Data provided below:

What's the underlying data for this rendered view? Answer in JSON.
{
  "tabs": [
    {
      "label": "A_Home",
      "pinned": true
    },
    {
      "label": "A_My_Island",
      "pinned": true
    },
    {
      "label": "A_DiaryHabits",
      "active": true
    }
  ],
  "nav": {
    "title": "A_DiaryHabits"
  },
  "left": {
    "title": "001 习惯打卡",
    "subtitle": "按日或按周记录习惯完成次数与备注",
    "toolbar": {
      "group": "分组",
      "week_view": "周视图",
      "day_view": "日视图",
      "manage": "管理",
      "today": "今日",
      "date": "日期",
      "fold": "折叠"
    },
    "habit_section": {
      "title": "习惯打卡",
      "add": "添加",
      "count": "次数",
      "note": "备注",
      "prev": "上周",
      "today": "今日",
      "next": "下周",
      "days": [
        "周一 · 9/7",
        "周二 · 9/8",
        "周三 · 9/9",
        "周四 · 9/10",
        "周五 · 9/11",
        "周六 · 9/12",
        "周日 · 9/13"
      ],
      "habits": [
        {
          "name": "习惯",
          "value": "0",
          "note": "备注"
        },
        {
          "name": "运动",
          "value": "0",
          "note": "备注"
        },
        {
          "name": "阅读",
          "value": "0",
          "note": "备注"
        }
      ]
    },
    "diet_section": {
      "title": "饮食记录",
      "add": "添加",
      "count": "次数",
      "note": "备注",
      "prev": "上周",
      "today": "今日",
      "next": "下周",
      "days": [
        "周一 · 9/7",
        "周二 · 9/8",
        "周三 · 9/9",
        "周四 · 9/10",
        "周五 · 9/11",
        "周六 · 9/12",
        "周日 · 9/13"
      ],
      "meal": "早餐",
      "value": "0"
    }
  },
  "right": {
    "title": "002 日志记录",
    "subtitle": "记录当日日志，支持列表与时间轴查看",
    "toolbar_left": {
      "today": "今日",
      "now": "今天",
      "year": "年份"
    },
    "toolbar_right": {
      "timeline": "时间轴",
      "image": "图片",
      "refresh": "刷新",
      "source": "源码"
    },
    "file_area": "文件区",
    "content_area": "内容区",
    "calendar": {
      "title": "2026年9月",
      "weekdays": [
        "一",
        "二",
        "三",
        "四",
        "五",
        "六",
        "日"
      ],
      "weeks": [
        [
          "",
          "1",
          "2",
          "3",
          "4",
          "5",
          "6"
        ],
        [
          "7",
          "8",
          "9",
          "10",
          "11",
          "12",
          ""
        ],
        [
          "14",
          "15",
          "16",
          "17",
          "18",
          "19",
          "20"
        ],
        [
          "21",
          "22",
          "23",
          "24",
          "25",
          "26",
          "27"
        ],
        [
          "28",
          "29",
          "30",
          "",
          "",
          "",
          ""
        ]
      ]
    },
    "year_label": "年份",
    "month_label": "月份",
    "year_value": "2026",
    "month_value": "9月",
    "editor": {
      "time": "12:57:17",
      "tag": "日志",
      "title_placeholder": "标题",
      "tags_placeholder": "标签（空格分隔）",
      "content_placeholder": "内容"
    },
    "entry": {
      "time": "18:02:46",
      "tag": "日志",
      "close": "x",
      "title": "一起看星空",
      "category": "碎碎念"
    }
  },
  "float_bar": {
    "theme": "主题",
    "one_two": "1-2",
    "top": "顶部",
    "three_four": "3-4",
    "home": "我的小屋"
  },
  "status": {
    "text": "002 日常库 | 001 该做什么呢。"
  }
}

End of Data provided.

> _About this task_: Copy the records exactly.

> _Expected answer_:
What's the underlying data for this rendered view? Answer in JSON.
{
  "tabs": [
    {
      "label": "A_Home",
      "pinned": true
    },
    {
      "label": "A_My_Island",
      "pinned": true
    },
    {
      "label": "A_DiaryHabits",
      "active": true
    }
  ],
  "nav": {
    "title": "A_DiaryHabits"
  },
  "left": {
    "title": "001 习惯打卡",
    "subtitle": "按日或按周记录习惯完成次数与备注",
    "toolbar": {
      "group": "分组",
      "week_view": "周视图",
      "day_view": "日视图",
      "manage": "管理",
      "today": "今日",
      "date": "日期",
      "fold": "折叠"
    },
    "habit_section": {
      "title": "习惯打卡",
      "add": "添加",
      "count": "次数",
      "note": "备注",
      "prev": "上周",
      "today": "今日",
      "next": "下周",
      "days": [
        "周一 · 9/7",
        "周二 · 9/8",
        "周三 · 9/9",
        "周四 · 9/10",
        "周五 · 9/11",
        "周六 · 9/12",
        "周日 · 9/13"
      ],
      "habits": [
        {
          "name": "习惯",
          "value": "0",
          "note": "备注"
        },
        {
          "name": "运动",
          "value": "0",
          "note": "备注"
        },
        {
          "name": "阅读",
          "value": "0",
          "note": "备注"
        }
      ]
    },
    "diet_section": {
      "title": "饮食记录",
      "add": "添加",
      "count": "次数",
      "note": "备注",
      "prev": "上周",
      "today": "今日",
      "next": "下周",
      "days": [
        "周一 · 9/7",
        "周二 · 9/8",
        "周三 · 9/9",
        "周四 · 9/10",
        "周五 · 9/11",
        "周六 · 9/12",
        "周日 · 9/13"
      ],
      "meal": "早餐",
      "value": "0"
    }
  },
  "right": {
    "title": "002 日志记录",
    "subtitle": "记录当日日志，支持列表与时间轴查看",
    "toolbar_left": {
      "today": "今日",
      "now": "今天",
      "year": "年份"
    },
    "toolbar_right": {
      "timeline": "时间轴",
      "image": "图片",
      "refresh": "刷新",
      "source": "源码"
    },
    "file_area": "文件区",
    "content_area": "内容区",
    "calendar": {
      "title": "2026年9月",
      "weekdays": [
        "一",
        "二",
        "三",
        "四",
        "五",
        "六",
        "日"
      ],
      "weeks": [
        [
          "",
          "1",
          "2",
          "3",
          "4",
          "5",
          "6"
        ],
        [
          "7",
          "8",
          "9",
          "10",
          "11",
          "12",
          ""
        ],
        [
          "14",
          "15",
          "16",
          "17",
          "18",
          "19",
          "20"
        ],
        [
          "21",
          "22",
          "23",
          "24",
          "25",
          "26",
          "27"
        ],
        [
          "28",
          "29",
          "30",
          "",
          "",
          "",
          ""
        ]
      ]
    },
    "year_label": "年份",
    "month_label": "月份",
    "year_value": "2026",
    "month_value": "9月",
    "editor": {
      "time": "12:57:17",
      "tag": "日志",
      "title_placeholder": "标题",
      "tags_placeholder": "标签（空格分隔）",
      "content_placeholder": "内容"
    },
    "entry": {
      "time": "18:02:46",
      "tag": "日志",
      "close": "x",
      "title": "一起看星空",
      "category": "碎碎念"
    }
  },
  "float_bar": {
    "theme": "主题",
    "one_two": "1-2",
    "top": "顶部",
    "three_four": "3-4",
    "home": "我的小屋"
  },
  "status": {
    "text": "002 日常库 | 001 该做什么呢。"
  }
}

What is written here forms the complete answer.